St. Viator's returning chnmplons were met and escort ed from the railroad station Sunday morning at 5:40 a. m. by the en tire r esident student body through the s treets of Kankak ee and Bourbonnais ,Jn a voctory parade. The climax of the victory celebration arrived when the Very Rev. E. V. Cardinal, C. S. V., Ph. D., president of the College, announced that Monday next would be a holiday in honor of the football squ ad. - - - - - - - - ; - - --- - - - -





60 yard dashes ... passes and punts ... touchdowns performance! That's how America picks 'em. By wire and air-mail, fans rush to the football experts the tip "Here's another sure-fire AllAmericmz." 0



And when you pick the all-star cigarette eleven, it's performance again -it's what a cigarette does that counts



Eleven letters that spell all the good things a cigarette can give . mildness ... a pleasing taste and aroma .. a blend of mild ripe home-grown and Turkish tobaccos rolled in pure cigarette paper 0


- the essentials of a good cigarette

Copyright 19}6, liGGETT & MY£AS

--(Continued from Page One)


step over the goal when Lenahan tion," declared Father Hutton, "and knocked him out of bounds on the it is this - vital role th a t every a dult 1-2 yard line.
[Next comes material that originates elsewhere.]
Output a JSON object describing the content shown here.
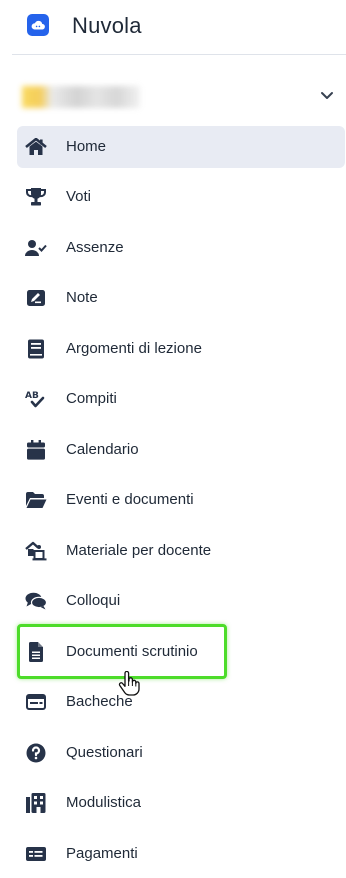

On his final try, Davis Catholic man is being called upon was smeared by the entire left side to play by Holy Mother Church us of the Green Wave forward wall. an active member of the Holy In the final quarter, after Paul Name Society." Crashman had snagged a Prof laterIn concluding his r emarks Father a! on the DeKalb 27, the Irish Hutton urged all the memb~s to worked tbe ball up to the 19 yard become daily communicants and to line and Bill Walsh Jugged the leath- make their Branch of the Holy er over a r everse play. I Name Society one of the outstandThe entire Viator team played ing organizations upon the campus. hard, intelligent football, and to Richard Powers, newly elect ed presipick an outstanding player would r dent, then answered the request of be a task worthy of a Grantland the assembled members and spoke Rice. The Irish backfield worked a few words to express his gratilike a well-oiled machine, and of the tud~ for thP. hnnor which they had "Mules", Morenc, Leeson, Saia, Stev- j paid him. 1 ens, O'Connor, Bates, Blazevich, JenThe St. Viator Branch of the 1 esky, Claeys, Betourne, and Cash- Archdiocesan Union of the Holy 1 man, each turned in a performancP Name Society now has a memberworthy of mention. ship of 160 men, the largest in the Attend C. P. Meeting Summary recent years of the College . . St. Viator (13) DeKalb (0) Plans for a few social activities Rev. E. J. Surprenant~ C. S. V., Blazevich . le Larson such as Saturday Night smokers, head of the Department of Religion, Stevens It Hein and possibly a dance of major propand Brother Patrick Toomey, C. S. Leeson lg Rockenbach ortions, are under the consideration c. V., r ecently attended the Catholic Morenc Blasch of the Holy , Name Society moderator, rg Philosophers annual meeting in Chi- Seta Derango Father Paul Hutton, a nd the officers rt cago. Over one hundred Catholic O'Connor Templin of the organization. Walters re priests and laymen were in attend- Bates Lundeen rh Davis Gibbons qb ance at this, the second meeting of Weaver Barber fb Lentz Lenahan Walsh lh the organization.

AmenCaS A/1-StarEiev~n


(Continued from page






St. Viator College Newspaper, 1936-11-24  
St. Viator College Newspaper, 1936-11-24  

Th Viatorian - Vol. LIV, No. 4